On Thursday, state water regulators will make public how much water city dwellers used in June, offering the first glimpse about how Californians are responding to the state’s mandate to cut water use by a quarter from last year, or face penalties.
The State Water Resources Control Board has given cities nine months, starting in June, to cut water use to assigned reduction targets. Based on conservation efforts and prior use, thirsty cities must cut their use as much as 36 percent, while cities who use less water must reduce by 4 percent.
The state has been tracking water use in cities since last summer, but the June use numbers are the first ones that will count toward those targets.
Residential water use dropped 29 percent in May, as compared to the same month two years earlier. But even as officials cheered those results, they warned that wet May weather may have made it easier for users to turn off sprinklers more often. June might pose a more difficult test.
Here’s what to watch for in June's numbers:
- What the largest city in the state does matters to the overall goal. Los Angeles officials say their calculations show a 16 percent drop for June, keeping the city on track for its reduction target. But if Angelenos waver, the Los Angeles Department of Water and Power is readying rules that would limit watering for outdoor landscaping to two days a week. Those rules would require city council approval.
- Other major cities say they’re on track, too. Long Beach, San Diego and San Francisco also have calculated their June numbers, and have offered praise for their residents ahead of the data release.
- Even conservation stars have to show progress during the hottest, driest months the state’s tracking.

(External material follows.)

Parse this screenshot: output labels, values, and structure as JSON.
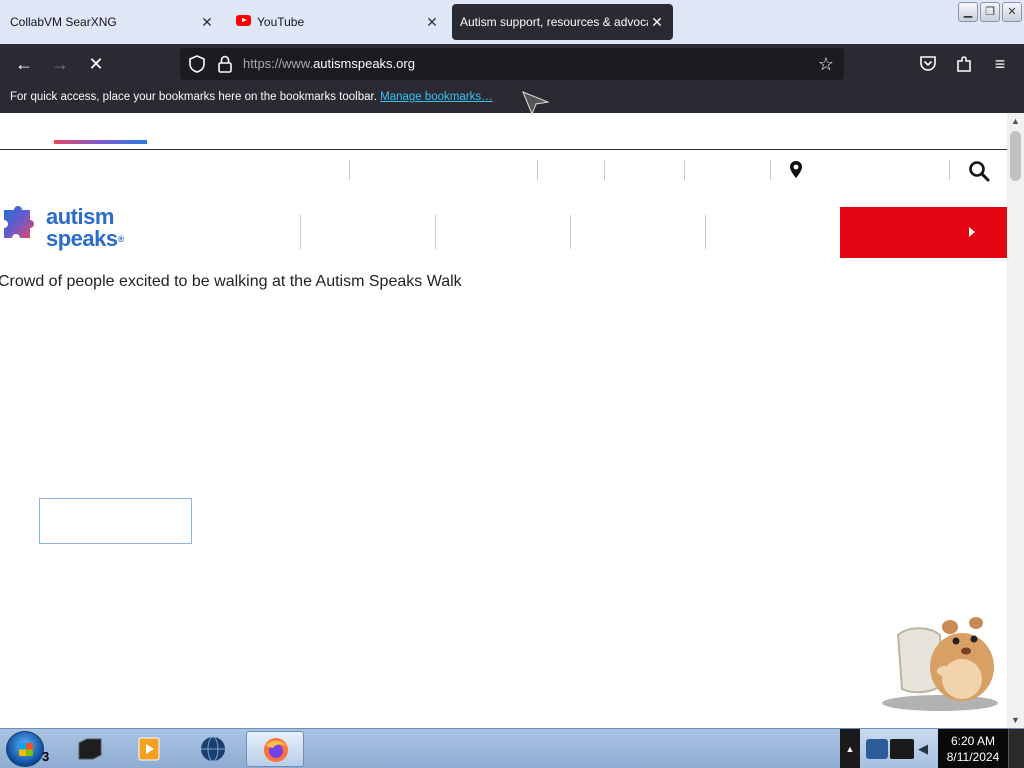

Rancho Dominguez, served by the Park Water Company, must cut its use just 8 percent. But they’ve got smaller margins to play with. Residents there have steadily decreased their water use since last year, from 62 gallons a person a day last June, to 42 gallons a person a day last month.

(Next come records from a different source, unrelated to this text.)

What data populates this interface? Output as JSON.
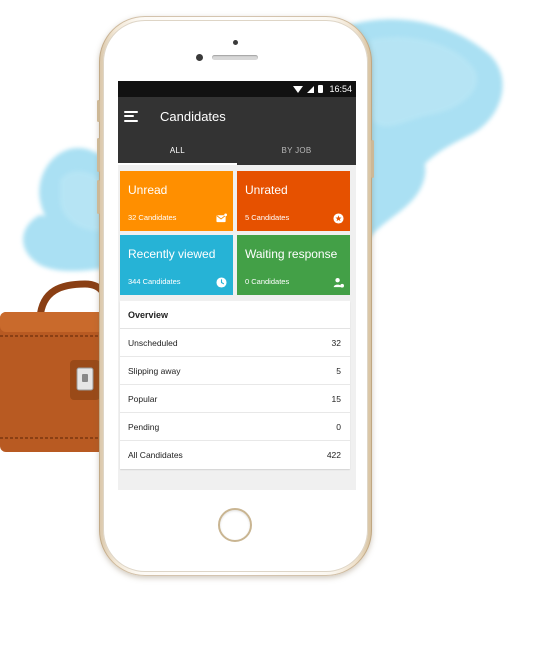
{
  "status_bar": {
    "time": "16:54"
  },
  "app_bar": {
    "title": "Candidates"
  },
  "tabs": [
    {
      "label": "ALL",
      "active": true
    },
    {
      "label": "BY JOB",
      "active": false
    }
  ],
  "tiles": [
    {
      "title": "Unread",
      "count": "32 Candidates",
      "color": "#ff8f00",
      "icon": "mail-icon"
    },
    {
      "title": "Unrated",
      "count": "5 Candidates",
      "color": "#e65100",
      "icon": "star-badge-icon"
    },
    {
      "title": "Recently viewed",
      "count": "344 Candidates",
      "color": "#26b3d6",
      "icon": "clock-icon"
    },
    {
      "title": "Waiting response",
      "count": "0 Candidates",
      "color": "#43a047",
      "icon": "person-add-icon"
    }
  ],
  "overview": {
    "heading": "Overview",
    "rows": [
      {
        "label": "Unscheduled",
        "value": "32"
      },
      {
        "label": "Slipping away",
        "value": "5"
      },
      {
        "label": "Popular",
        "value": "15"
      },
      {
        "label": "Pending",
        "value": "0"
      },
      {
        "label": "All Candidates",
        "value": "422"
      }
    ]
  },
  "colors": {
    "appbar": "#333333",
    "status_bar": "#111111",
    "splash": "#7fd0ec",
    "briefcase": "#b85a22"
  }
}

- Drought shaming opportunities abound. Well-known wealthier communities with high use include La Canada-Flintridge, Malibu, and Palos Verdes. But they’re not alone. Two years ago in the Orange County community of Cowan Heights, residential water use averaged 581 gallons a person a day. The Golden State Water Company, which serves the area, says use has dropped; last June, use was at 441 gallons a person a day. But KPCC’s analysis shows that Cowan residents used 162 percent more water compared to the rest of the state, and they’ve got a 36 percent conservation target.